SNAP was implemented to help low-income families afford this critical care for their pets. According to a written statement from Angela Speed, spokesperson for WHS, sterilized – fixed – animals live longer than unaltered pets.
If a household does not qualify for SNAP, there is a reduced cost alternative. Cat spay/neuters begin at $50; dogs at $85 and pit bulls spay/neuter start at $60.
“A lot of dogs available for adoption are considered benchwarmers because they’ve been here for a while so all fees associated with them are lower,” Speed said. “And because of perceptions about pit bulls, a lot of our benchwarmers are pit bulls or pit bull mixes.”
SNAP appointments book quickly so fur-parents are encouraged to call now to reserve their spot.
Here is the full announcement from WHS:
Did you know that “fixed” animals live longer than their unsterilized counterparts? Make your spay/neuter appointment today! The Wisconsin Humane Society’s Spay/Neuter Assistance Program (SNAP) helps animal guardians access affordable spay/neuter services. SNAP primarily serves animals from low-income households but if you do not meet the SNAP income criteria, you can still participate. Fees start at just $50 for a cat spay/neuter, $85 for a dog spay/neuter, and $60 for a pit bull spay/neuter.

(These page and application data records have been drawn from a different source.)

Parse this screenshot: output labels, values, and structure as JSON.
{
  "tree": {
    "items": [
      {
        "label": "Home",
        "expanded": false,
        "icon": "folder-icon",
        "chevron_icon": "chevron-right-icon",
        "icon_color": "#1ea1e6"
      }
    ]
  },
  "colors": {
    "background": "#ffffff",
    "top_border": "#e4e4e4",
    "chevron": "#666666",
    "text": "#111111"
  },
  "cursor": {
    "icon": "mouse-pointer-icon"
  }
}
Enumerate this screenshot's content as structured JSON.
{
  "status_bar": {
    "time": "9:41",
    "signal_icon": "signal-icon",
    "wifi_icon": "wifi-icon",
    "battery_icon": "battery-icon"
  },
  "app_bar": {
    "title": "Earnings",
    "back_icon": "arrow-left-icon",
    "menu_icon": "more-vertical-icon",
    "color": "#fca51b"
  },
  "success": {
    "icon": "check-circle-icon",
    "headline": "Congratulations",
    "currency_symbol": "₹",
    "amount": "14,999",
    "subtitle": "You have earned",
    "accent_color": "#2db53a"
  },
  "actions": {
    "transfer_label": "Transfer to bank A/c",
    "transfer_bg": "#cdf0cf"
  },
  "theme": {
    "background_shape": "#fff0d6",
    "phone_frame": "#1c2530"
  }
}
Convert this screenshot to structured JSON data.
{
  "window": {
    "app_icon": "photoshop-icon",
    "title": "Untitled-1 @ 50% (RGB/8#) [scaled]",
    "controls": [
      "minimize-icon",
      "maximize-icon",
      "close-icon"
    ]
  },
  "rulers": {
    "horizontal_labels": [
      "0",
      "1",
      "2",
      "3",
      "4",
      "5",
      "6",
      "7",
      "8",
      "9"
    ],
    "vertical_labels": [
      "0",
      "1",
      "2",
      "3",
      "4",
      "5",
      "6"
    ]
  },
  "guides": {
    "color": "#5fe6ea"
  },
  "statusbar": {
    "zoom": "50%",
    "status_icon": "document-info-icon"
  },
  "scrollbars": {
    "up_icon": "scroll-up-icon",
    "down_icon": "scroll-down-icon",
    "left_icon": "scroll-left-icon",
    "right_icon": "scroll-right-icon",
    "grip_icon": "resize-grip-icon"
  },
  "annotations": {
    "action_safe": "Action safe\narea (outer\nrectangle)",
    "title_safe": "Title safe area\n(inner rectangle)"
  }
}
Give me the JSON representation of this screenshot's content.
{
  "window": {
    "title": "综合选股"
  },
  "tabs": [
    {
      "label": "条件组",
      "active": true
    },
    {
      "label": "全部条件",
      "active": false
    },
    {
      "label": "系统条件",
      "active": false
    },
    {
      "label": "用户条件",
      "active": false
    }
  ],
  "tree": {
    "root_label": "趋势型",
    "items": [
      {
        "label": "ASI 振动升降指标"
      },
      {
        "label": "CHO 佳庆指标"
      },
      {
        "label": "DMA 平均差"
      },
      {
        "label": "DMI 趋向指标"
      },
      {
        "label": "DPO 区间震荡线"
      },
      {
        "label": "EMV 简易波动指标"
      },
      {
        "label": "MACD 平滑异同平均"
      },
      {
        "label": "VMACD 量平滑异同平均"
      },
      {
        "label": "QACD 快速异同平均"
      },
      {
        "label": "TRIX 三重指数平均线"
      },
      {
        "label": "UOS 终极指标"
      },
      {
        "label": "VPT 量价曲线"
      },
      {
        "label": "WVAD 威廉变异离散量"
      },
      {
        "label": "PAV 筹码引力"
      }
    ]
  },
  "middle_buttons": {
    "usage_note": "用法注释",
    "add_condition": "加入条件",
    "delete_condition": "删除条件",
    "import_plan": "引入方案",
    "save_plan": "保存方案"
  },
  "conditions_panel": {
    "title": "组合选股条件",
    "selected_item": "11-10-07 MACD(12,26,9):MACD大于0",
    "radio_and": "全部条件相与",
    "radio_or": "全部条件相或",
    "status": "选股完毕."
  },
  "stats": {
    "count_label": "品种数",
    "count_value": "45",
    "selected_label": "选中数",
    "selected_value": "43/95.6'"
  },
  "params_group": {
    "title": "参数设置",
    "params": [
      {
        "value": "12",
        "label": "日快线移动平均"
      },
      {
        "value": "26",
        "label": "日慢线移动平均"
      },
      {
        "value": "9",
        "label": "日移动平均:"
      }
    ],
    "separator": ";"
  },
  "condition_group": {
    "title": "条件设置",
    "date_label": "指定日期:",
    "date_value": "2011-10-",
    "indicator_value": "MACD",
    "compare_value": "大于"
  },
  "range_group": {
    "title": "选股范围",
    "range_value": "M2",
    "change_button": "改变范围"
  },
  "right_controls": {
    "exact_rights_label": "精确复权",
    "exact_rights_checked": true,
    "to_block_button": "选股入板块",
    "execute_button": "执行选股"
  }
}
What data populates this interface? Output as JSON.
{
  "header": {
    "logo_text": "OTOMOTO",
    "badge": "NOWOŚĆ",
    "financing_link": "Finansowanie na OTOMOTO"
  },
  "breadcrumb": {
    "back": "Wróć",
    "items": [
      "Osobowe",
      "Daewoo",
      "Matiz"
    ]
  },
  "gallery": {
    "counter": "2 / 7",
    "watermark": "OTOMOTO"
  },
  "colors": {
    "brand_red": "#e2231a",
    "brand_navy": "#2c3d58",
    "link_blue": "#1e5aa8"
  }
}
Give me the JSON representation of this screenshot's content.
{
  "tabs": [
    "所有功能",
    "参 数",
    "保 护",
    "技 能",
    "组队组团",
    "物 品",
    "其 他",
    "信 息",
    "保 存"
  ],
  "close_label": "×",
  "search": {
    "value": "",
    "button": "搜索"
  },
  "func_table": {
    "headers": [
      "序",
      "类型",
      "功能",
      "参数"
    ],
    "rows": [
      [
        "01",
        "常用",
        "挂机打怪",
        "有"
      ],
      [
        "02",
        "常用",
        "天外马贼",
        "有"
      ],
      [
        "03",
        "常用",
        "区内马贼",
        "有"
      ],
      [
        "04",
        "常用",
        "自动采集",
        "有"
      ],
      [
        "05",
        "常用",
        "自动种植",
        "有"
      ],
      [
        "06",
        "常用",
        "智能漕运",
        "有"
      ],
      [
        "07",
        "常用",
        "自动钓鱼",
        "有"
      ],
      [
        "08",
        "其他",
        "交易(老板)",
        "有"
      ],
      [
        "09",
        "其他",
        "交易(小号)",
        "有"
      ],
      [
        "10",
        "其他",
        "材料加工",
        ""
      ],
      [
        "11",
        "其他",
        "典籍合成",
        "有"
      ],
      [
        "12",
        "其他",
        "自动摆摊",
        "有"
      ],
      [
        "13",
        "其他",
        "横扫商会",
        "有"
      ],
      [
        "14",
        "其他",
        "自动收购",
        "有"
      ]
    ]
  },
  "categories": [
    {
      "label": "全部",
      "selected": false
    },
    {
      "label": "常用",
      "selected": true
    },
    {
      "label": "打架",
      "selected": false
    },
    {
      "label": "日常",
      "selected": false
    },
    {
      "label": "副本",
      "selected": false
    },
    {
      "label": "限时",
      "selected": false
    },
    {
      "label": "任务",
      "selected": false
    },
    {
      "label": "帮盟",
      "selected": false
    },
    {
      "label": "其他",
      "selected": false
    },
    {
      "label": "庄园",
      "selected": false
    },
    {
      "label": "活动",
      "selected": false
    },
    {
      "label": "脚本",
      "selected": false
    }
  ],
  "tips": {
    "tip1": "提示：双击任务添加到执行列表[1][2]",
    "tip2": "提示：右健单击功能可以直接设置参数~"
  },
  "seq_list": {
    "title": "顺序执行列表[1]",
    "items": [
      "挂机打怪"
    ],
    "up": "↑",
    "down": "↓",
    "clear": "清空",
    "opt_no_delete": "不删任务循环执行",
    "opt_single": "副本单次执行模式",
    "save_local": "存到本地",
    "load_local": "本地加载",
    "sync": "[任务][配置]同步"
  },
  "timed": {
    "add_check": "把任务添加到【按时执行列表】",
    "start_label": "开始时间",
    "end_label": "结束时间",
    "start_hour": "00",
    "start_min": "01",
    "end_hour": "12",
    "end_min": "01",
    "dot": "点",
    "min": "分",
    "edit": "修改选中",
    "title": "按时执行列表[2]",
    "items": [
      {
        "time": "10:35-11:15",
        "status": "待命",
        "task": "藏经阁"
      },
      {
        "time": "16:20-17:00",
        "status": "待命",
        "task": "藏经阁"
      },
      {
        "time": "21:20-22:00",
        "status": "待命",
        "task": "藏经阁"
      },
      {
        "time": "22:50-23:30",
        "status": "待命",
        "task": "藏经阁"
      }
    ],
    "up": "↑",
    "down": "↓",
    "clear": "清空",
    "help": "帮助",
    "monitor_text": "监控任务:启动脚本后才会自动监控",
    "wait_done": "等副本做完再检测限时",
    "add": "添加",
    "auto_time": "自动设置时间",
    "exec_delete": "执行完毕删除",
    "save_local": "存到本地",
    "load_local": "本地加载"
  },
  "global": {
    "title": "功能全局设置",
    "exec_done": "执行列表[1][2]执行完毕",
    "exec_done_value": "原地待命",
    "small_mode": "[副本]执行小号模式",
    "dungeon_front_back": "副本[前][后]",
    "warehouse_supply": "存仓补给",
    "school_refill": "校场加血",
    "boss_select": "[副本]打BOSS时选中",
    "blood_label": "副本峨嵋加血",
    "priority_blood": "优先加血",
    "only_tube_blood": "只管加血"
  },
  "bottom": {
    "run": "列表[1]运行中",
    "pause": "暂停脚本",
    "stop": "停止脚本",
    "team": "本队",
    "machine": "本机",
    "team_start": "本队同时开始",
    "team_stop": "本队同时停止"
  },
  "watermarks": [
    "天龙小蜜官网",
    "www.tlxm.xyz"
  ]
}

All animals must be current on both rabies and distemper vaccinations before scheduling an appointment. It is highly recommended that dogs also be up to date on bordetella as well, although it is not required. The WHS Racine Campus also offers regular vaccine clinics, which include rabies, distemper and bordetella. To learn more, visit http://wihumane.org/